§ YOUR ASSIGNMENT
Print every entry below again exactly as written, skipping the pictures.

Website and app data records
▬▬▬▬▬▬▬▬▬▬
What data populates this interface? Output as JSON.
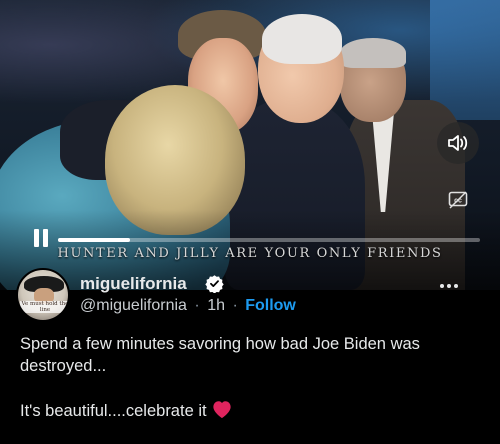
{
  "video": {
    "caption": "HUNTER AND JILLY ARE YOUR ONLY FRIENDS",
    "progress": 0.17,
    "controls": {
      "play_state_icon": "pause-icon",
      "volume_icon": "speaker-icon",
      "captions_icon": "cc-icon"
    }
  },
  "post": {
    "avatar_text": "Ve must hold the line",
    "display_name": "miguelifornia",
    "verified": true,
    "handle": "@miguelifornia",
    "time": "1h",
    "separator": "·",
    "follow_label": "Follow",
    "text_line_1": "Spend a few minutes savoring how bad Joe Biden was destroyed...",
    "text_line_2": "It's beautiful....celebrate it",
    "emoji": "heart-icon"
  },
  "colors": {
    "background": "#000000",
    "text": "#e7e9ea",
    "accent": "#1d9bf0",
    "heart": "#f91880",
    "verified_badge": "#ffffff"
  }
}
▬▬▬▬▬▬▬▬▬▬
§ RESPONSE
What data populates this interface? Output as JSON.
{
  "video": {
    "caption": "HUNTER AND JILLY ARE YOUR ONLY FRIENDS",
    "progress": 0.17,
    "controls": {
      "play_state_icon": "pause-icon",
      "volume_icon": "speaker-icon",
      "captions_icon": "cc-icon"
    }
  },
  "post": {
    "avatar_text": "Ve must hold the line",
    "display_name": "miguelifornia",
    "verified": true,
    "handle": "@miguelifornia",
    "time": "1h",
    "separator": "·",
    "follow_label": "Follow",
    "text_line_1": "Spend a few minutes savoring how bad Joe Biden was destroyed...",
    "text_line_2": "It's beautiful....celebrate it",
    "emoji": "heart-icon"
  },
  "colors": {
    "background": "#000000",
    "text": "#e7e9ea",
    "accent": "#1d9bf0",
    "heart": "#f91880",
    "verified_badge": "#ffffff"
  }
}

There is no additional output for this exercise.